As the Wall Street Journal Online noted, “The developments could mean the end of independence for Bear, founded in 1923. JP Morgan said it is ‘working closely with Bear Stearns on securing permanent financing or other alternatives for the company’—Wall Street lingo for a sale of other strategic-level change—and CNBC reported that the bank is ‘actively being shopped’ to potential buyers.”

Officials at Standard & Poor’s and Moody’s Investor Services met Friday to discuss whether to downgrade Bear Stearns’s credit rating, and if so, by how much.

In its own statement on the bailout, Bear Stearns said, “The company can make no assurance that any strategic alternatives will be successfully completed.”

Carl Lantz, a strategist at Credit Suisse, said the intervention by the New York Fed and JP Morgan showed that Bear “didn’t have enough money to turn the light on this morning.”

Geoffrey Yu of UBS said, “I don’t think the market has seen anything of this magnitude before, such a big bank.”

Wall Street Journal columnist Peter A. McKay wrote: “For investors, the arrival of the Federal Reserve and JP Morgan Chase with a financial life raft for troubled Bear Stearns served primarily as a reminder of how murky and deep the waters of Wall Street’s credit crisis remain, with other market participants possibly drowning below the surface.”

The immediate fear motivating the Federal Reserve, the Treasury Department and Wall Street banks was the danger that an uncontrolled collapse of Bear Stearns would have a domino effect on already turbulent financial markets.

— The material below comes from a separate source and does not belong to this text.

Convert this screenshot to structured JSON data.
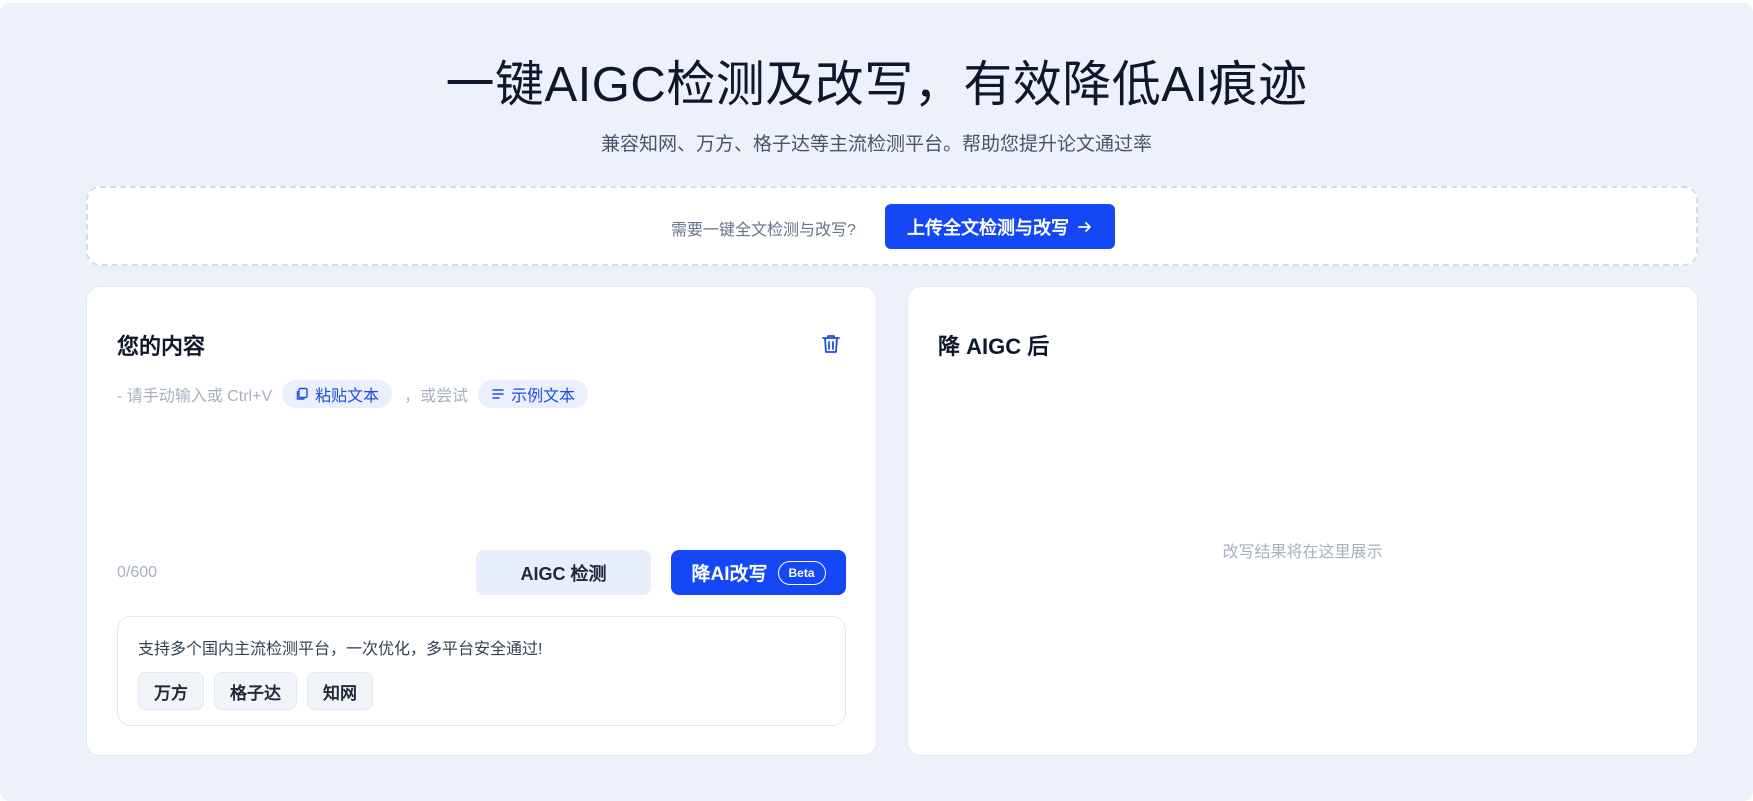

Were Bear Stearns forced to sell off assets at fire-sale prices to raise cash needed to meet creditors’ demands, the value of untold billions in assets held by other financial institutions would drop, leading to more margin calls from creditors, further institutional collapses, more panic selling of debt and securities—a vicious spiral to the bottom with the potential of a breakdown in the entire capitalist financial system.

The temporary reprieve for Bear Stearns does not eliminate the potential for just such a scenario in the near future.

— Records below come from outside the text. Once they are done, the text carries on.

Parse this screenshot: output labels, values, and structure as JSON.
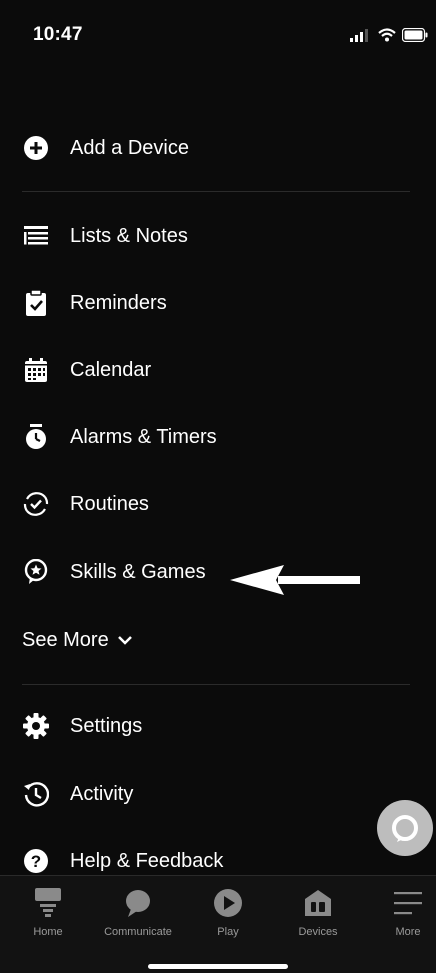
{
  "status": {
    "time": "10:47"
  },
  "menu": {
    "add_device": "Add a Device",
    "items": [
      {
        "label": "Lists & Notes",
        "icon": "list-icon"
      },
      {
        "label": "Reminders",
        "icon": "clipboard-check-icon"
      },
      {
        "label": "Calendar",
        "icon": "calendar-icon"
      },
      {
        "label": "Alarms & Timers",
        "icon": "alarm-clock-icon"
      },
      {
        "label": "Routines",
        "icon": "routines-icon"
      },
      {
        "label": "Skills & Games",
        "icon": "skills-icon"
      }
    ],
    "see_more": "See More",
    "items2": [
      {
        "label": "Settings",
        "icon": "gear-icon"
      },
      {
        "label": "Activity",
        "icon": "history-icon"
      },
      {
        "label": "Help & Feedback",
        "icon": "help-icon"
      }
    ]
  },
  "tabs": [
    "Home",
    "Communicate",
    "Play",
    "Devices",
    "More"
  ],
  "colors": {
    "background": "#0b0b0b",
    "tab_bar": "#121212",
    "tab_label": "#9a9a9a",
    "alexa_button": "#bdbdbd"
  }
}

The underlying problem is the vast credit bubble that was inflated on the basis of reckless and intrinsically unviable home loans and other forms of speculation, including leveraged buyouts and a vast expansion in unregulated credit markets that delivered unsustainably high returns on investment. The immense fortunes amassed by the uppermost echelons of the US population on the basis of such parasitic financial operations have created, as their consequence, a social and economic disaster of historical proportions, threatening tens of millions of Americans, and hundreds of millions more people around the world, with pauperization.

President Bush, perhaps the consummate political personification of the social layer that benefited from the now-imploded speculative bubble, spoke Friday before the Economic Club of New York, only hours after the rescue of Bear Stearns had been announced. Moving from platitude to platitude, he declared the US economy “the envy of the world,” referred to the financial crisis as a “rough patch,” and reassured his audience that “in a free market, there’s going to be good times and bad times. That’s how markets work.”

The only substance of his remarks was opposition to any resurrection of government regulation of the banks, denunciation of proposals, such as the timid half-measures being advanced by congressional Democrats, to contain the growing wave of home foreclosures, and a restatement of the demand that his tax cuts for the wealthy be made permanent.

His speech did nothing to reassure the financial markets, which are too mired in crisis to buy into the fool’s paradise “optimism” of the commander in chief. Martin Feldstein, a conservative Republican who served for a time as Ronald Reagan’s chief economic adviser, summed up the growing sentiment in a speech to a conference in Florida. “I believe,” he said, “the US economy is now in recession. The situation is bad, it’s getting worse and the risks are that the situation could be very bad.”